Malicious Traffic: Understanding What Does and Doesn’t Belong on Your Network

Too often, when looking for malicious network traffic, you either search for a known threat actor or investigate anomalous traffic that doesn’t look normal. This reactive approach is time consuming and potentially over-reliant on searching for larger concerns. Fortunately, new solutions use advanced analytics to proactively identify, enrich, and alert to malicious traffic.

Why is this important? Detecting known threat actors is great when it works, but it is similar to signature-based antivirus— which is rigid and unable to detect unknown threats. Simply searching for known threats is only effective for widespread, generalized attacks — and it is not effective for detecting unique, targeted attacks. There’s also an indefinite amount of time before the malicious traffic signature, domain name, or IP makes it into the pattern updates and threat intel feeds from your vendors, meaning an attacker might gain access to your network before you are alerted.

Detecting anomalous traffic can address these weaknesses, but in practice, it depends heavily on how you define anomalous traffic and how quickly you can spot it.

Network engineers, with the help of network monitoring products such as NetworkXDR, can perform generalized anomaly detection based on what you expect to see on a typical corporate network, but this will inevitably result in a lot of false negatives and, likely, some false positives.

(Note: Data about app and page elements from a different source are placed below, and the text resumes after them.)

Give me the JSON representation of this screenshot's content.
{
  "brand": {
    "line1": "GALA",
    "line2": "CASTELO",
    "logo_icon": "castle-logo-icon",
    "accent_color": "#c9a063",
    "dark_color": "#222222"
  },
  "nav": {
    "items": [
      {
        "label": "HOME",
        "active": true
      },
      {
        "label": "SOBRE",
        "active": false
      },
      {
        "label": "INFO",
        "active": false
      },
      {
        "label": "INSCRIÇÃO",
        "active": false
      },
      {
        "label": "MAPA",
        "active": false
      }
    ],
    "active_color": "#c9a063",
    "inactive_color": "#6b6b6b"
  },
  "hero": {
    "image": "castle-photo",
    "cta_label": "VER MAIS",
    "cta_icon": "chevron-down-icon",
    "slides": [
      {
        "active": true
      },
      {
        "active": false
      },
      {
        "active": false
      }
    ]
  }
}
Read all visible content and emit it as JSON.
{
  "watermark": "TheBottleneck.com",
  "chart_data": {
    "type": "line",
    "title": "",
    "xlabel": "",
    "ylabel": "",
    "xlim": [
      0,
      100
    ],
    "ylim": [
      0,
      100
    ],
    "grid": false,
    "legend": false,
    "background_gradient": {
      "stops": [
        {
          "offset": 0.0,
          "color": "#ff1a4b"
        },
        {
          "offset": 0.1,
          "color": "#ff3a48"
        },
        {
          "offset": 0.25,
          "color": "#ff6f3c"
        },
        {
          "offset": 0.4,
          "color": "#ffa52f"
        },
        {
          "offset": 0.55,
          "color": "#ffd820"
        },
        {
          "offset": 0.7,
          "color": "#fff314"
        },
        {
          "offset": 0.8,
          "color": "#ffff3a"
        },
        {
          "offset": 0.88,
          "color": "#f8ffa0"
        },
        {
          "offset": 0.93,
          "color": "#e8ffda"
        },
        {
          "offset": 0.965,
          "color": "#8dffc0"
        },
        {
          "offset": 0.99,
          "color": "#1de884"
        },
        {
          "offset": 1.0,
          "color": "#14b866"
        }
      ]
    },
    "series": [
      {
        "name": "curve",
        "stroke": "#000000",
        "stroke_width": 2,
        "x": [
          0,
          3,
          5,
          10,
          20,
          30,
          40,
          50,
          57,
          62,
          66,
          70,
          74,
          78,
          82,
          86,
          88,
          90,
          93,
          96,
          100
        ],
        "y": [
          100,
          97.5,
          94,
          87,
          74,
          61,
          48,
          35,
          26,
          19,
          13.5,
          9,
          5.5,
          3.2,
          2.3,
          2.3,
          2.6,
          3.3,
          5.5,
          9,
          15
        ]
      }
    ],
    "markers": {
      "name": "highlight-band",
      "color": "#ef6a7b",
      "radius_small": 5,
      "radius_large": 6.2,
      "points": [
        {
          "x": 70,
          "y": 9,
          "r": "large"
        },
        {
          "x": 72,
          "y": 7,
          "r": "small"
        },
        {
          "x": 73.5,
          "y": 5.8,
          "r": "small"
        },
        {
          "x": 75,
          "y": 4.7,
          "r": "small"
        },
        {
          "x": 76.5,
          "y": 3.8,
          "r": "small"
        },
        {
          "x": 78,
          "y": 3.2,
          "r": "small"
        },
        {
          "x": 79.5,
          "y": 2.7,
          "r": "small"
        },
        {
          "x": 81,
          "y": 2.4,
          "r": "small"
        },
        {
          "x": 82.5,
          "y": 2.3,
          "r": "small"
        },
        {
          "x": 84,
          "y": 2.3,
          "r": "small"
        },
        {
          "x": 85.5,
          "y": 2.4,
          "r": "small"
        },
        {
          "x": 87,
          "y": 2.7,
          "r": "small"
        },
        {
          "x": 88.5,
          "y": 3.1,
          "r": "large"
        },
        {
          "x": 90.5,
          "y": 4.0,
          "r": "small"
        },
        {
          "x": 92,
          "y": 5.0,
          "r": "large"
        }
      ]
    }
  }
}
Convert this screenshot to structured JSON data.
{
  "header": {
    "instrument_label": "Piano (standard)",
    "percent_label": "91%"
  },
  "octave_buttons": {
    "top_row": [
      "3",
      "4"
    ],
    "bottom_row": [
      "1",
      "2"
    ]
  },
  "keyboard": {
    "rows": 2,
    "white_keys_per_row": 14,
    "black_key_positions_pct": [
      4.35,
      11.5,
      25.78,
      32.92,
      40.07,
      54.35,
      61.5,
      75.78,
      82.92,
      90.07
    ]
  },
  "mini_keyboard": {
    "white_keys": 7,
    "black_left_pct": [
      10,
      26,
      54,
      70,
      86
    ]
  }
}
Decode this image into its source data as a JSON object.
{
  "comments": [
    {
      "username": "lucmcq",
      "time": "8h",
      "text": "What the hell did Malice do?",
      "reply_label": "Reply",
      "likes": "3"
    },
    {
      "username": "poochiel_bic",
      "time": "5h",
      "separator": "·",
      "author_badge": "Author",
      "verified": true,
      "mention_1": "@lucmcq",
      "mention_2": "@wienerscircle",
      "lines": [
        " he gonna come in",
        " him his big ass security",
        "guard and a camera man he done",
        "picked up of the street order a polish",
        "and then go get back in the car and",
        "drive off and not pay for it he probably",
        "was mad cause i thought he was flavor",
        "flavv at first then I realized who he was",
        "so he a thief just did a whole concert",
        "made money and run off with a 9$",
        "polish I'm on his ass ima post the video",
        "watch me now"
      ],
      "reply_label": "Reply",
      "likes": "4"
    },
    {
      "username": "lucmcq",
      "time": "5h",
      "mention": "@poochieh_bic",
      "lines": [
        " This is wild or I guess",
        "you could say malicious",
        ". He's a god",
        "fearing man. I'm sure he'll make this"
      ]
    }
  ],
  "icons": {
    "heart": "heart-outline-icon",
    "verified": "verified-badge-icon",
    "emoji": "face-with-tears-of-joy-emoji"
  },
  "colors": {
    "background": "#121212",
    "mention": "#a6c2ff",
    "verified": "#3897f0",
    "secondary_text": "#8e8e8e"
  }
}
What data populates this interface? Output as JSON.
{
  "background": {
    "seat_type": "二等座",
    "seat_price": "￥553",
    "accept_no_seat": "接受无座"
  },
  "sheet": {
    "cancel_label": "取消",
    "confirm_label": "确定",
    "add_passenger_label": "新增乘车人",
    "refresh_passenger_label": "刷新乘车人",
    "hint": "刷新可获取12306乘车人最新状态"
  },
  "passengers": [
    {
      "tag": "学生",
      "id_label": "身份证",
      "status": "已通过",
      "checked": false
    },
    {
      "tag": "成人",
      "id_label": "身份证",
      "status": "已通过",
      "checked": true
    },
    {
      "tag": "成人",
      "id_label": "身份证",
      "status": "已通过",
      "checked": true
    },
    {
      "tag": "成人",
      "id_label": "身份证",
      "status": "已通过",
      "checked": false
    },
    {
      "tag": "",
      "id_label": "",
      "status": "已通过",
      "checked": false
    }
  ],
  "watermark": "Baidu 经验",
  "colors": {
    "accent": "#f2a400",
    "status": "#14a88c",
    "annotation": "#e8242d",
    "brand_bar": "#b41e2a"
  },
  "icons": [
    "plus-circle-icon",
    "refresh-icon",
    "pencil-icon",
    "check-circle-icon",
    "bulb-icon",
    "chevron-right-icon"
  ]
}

However, with more knowledge about the particular organization you’re monitoring, you can greatly reduce both false negatives and false positives.

This requires consuming whatever organizational knowledge is available out of the network, such as:

  • Your organization’s industry
  • How users interact with and behave on your network
  • The technologies deployed
  • Network topology including its segmentation and north/south, east/west traffic flows

In this on-demand webinar, we explore how to analyze your network so that you can learn and understand its traffic patterns and get a handle for what qualifies as normal. You’ll then be able to take this information and look for anomalous traffic, build known threat detections and streamline your network detection and response (NDR) technologies and efforts.

Watch as LogRhythm’s Luis Rico takes a deep dive into a technical network analysis. He will also cover how NetworkXDR takes network detection a step beyond limited network traffic analytics. LogRhythm’s NetworkXDR employs advanced security analytics, search and visualization techniques, and automation for a wide variety of incident investigation and response tasks.